Visual C++ is a powerful and complex tool for building 32-bit applications for Window 95 andWindows NT. These applications are much larger and more complex than their predecessorsfor 16-bit Windows or older programs that didn’t use a graphical user interface. Yet, as pro-gram size and complexity has increased, programmer effort has decreased, at least for pro-grammers who are using the right tools.Visual C++ is one of the right tools. With its code-generating wizards, it can produce the shellof a working Windows application in seconds. The class library included with Visual C++, theMicrosoft Foundation Classes (MFC), has become the industry standard for Windows soft-ware development in a variety of C++ compilers. The visual editing tools make layout of menusand dialogs a snap. The time you invest in learning to use this product will pay for itself on yourfirst Windows programming project.
Who Should Read This Book?
This book teaches you how to use Visual C++ to build 32-bit Windows applications, includingdatabase applications, Internet applications, and applications that tap the power of the ActiveXtechnology. That’s a tall order, and to fit all that in less than a thousand pages, some thingshave to go. This book does not teach you the following:
The C++ programming language
: You should already be familiar with C++. Appendix A,“C++ Review and Object-Oriented Concepts,” is a review for those whose C++ skills needa boost.
How to use Windows applications
: You should be a proficient Windows user, able to resizeand move windows, double-click, and recognize familiar toolbar buttons, for example.
How to use Visual C++ as a C compiler
: If you already work in C, you can use Visual C++as your compiler, but new developers should take the plunge into C++.
Windows programming without MFC
: This, too, is okay for those who know it, but notsomething to learn now that MFC exists.
The internals of ActiveX programming
: This is referred to in the ActiveX chapters, whichtell you only what you need to know to make it work.You should read this book if you fit one of these categories:
You know some C++ and some Windows programming techniques
and are new to VisualC++. You will learn the product much more quickly than you would if you just triedwriting programs.

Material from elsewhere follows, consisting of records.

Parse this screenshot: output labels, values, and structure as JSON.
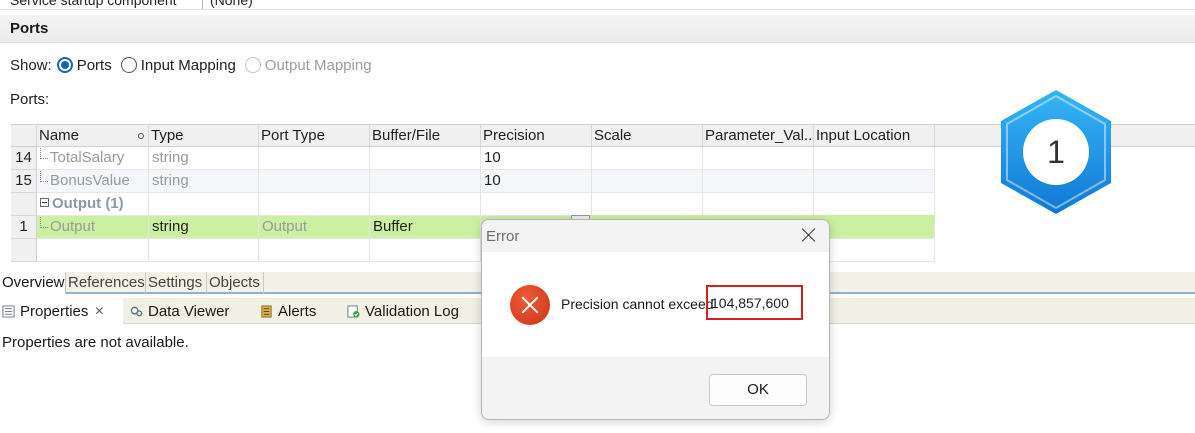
{
  "top": {
    "cut_label": "Service startup component",
    "cut_value": "(None)"
  },
  "section": {
    "title": "Ports"
  },
  "show": {
    "label": "Show:",
    "options": [
      {
        "label": "Ports",
        "selected": true,
        "enabled": true
      },
      {
        "label": "Input Mapping",
        "selected": false,
        "enabled": true
      },
      {
        "label": "Output Mapping",
        "selected": false,
        "enabled": false
      }
    ]
  },
  "ports_label": "Ports:",
  "grid": {
    "columns": [
      "Name",
      "Type",
      "Port Type",
      "Buffer/File",
      "Precision",
      "Scale",
      "Parameter_Val...",
      "Input Location"
    ],
    "rows": [
      {
        "num": "14",
        "name": "TotalSalary",
        "type": "string",
        "port_type": "",
        "buffer": "",
        "precision": "10"
      },
      {
        "num": "15",
        "name": "BonusValue",
        "type": "string",
        "port_type": "",
        "buffer": "",
        "precision": "10"
      },
      {
        "group": "Output (1)"
      },
      {
        "num": "1",
        "name": "Output",
        "type": "string",
        "port_type": "Output",
        "buffer": "Buffer",
        "precision": ""
      }
    ]
  },
  "subtabs": [
    "Overview",
    "References",
    "Settings",
    "Objects"
  ],
  "views": [
    {
      "label": "Properties",
      "active": true,
      "icon": "properties-icon"
    },
    {
      "label": "Data Viewer",
      "active": false,
      "icon": "data-viewer-icon"
    },
    {
      "label": "Alerts",
      "active": false,
      "icon": "alerts-icon"
    },
    {
      "label": "Validation Log",
      "active": false,
      "icon": "validation-log-icon"
    }
  ],
  "properties_message": "Properties are not available.",
  "dialog": {
    "title": "Error",
    "message": "Precision cannot exceed",
    "value": "104,857,600",
    "ok_label": "OK"
  },
  "badge": {
    "number": "1"
  },
  "colors": {
    "accent": "#1565c0",
    "row_highlight": "#ccf0a2",
    "error": "#d32222",
    "badge": "#1e9be8"
  }
}
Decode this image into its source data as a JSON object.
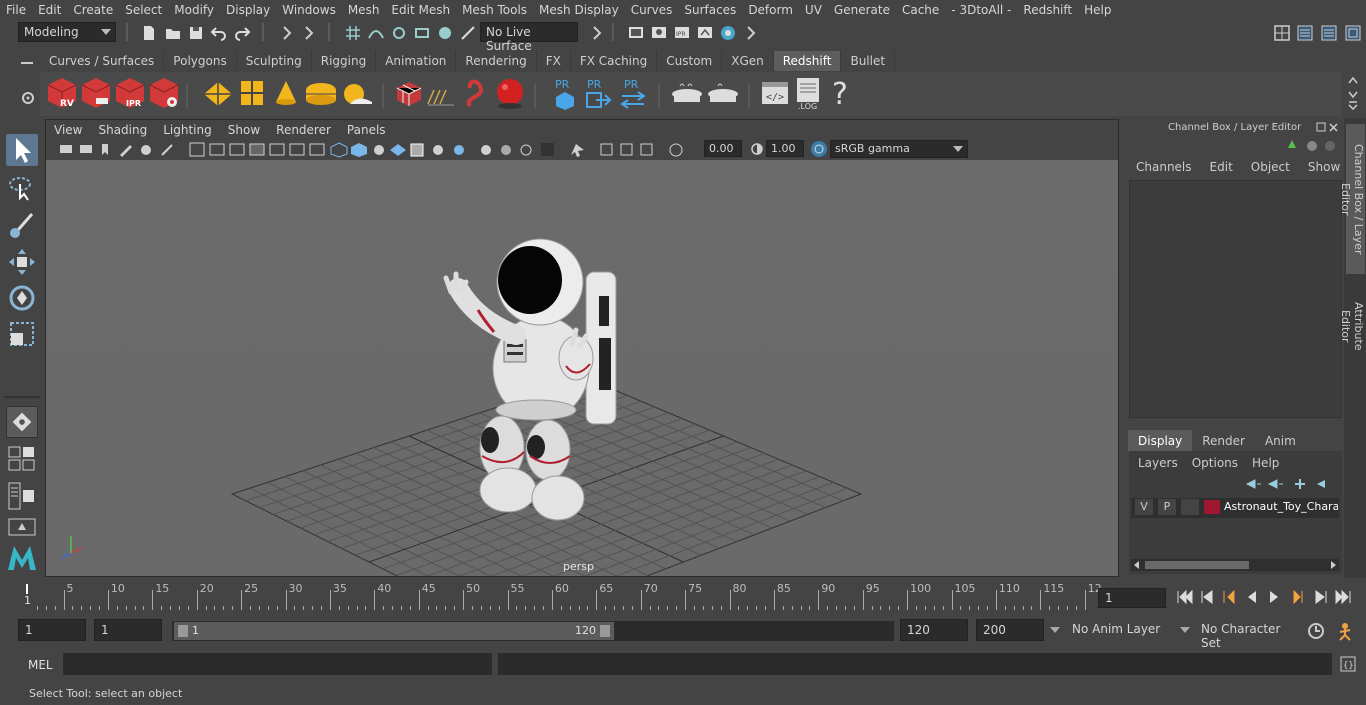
{
  "menu": [
    "File",
    "Edit",
    "Create",
    "Select",
    "Modify",
    "Display",
    "Windows",
    "Mesh",
    "Edit Mesh",
    "Mesh Tools",
    "Mesh Display",
    "Curves",
    "Surfaces",
    "Deform",
    "UV",
    "Generate",
    "Cache",
    "- 3DtoAll -",
    "Redshift",
    "Help"
  ],
  "status": {
    "workspace": "Modeling",
    "live_surface": "No Live Surface"
  },
  "shelf_tabs": [
    "Curves / Surfaces",
    "Polygons",
    "Sculpting",
    "Rigging",
    "Animation",
    "Rendering",
    "FX",
    "FX Caching",
    "Custom",
    "XGen",
    "Redshift",
    "Bullet"
  ],
  "shelf_active": "Redshift",
  "shelf_icons": {
    "rv": "RV",
    "ipr": "IPR",
    "pr": "PR",
    "log": ".LOG",
    "help": "?"
  },
  "viewport": {
    "menu": [
      "View",
      "Shading",
      "Lighting",
      "Show",
      "Renderer",
      "Panels"
    ],
    "exposure": "0.00",
    "gamma": "1.00",
    "colorspace": "sRGB gamma",
    "camera": "persp"
  },
  "channel_box": {
    "title": "Channel Box / Layer Editor",
    "menu": [
      "Channels",
      "Edit",
      "Object",
      "Show"
    ],
    "layer_tabs": [
      "Display",
      "Render",
      "Anim"
    ],
    "layer_menu": [
      "Layers",
      "Options",
      "Help"
    ],
    "layer": {
      "v": "V",
      "p": "P",
      "name": "Astronaut_Toy_Charac",
      "color": "#a01830"
    }
  },
  "side_tabs": [
    "Channel Box / Layer Editor",
    "Attribute Editor"
  ],
  "timeline": {
    "ticks": [
      "5",
      "10",
      "15",
      "20",
      "25",
      "30",
      "35",
      "40",
      "45",
      "50",
      "55",
      "60",
      "65",
      "70",
      "75",
      "80",
      "85",
      "90",
      "95",
      "100",
      "105",
      "110",
      "115",
      "12"
    ],
    "start_label": "1",
    "current_frame": "1"
  },
  "range": {
    "start": "1",
    "playback_start": "1",
    "slider_start": "1",
    "slider_end": "120",
    "playback_end": "120",
    "end": "200",
    "anim_layer": "No Anim Layer",
    "char_set": "No Character Set"
  },
  "command": {
    "lang": "MEL"
  },
  "help": "Select Tool: select an object"
}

You’ve been working with previous versions of Visual C++. Many times users learn oneway to do things and end up overlooking some of the newer productivity features.
You’ve been working with Visual C++ 6 for a while and are beginning to suspect you’redoing things the hard way. Maybe you are.
You work in Visual C++ 6 regularly, and you need to add
a feature to your product. Fortasks like Help, printing, and threading, you’ll find a “hand up” to get started.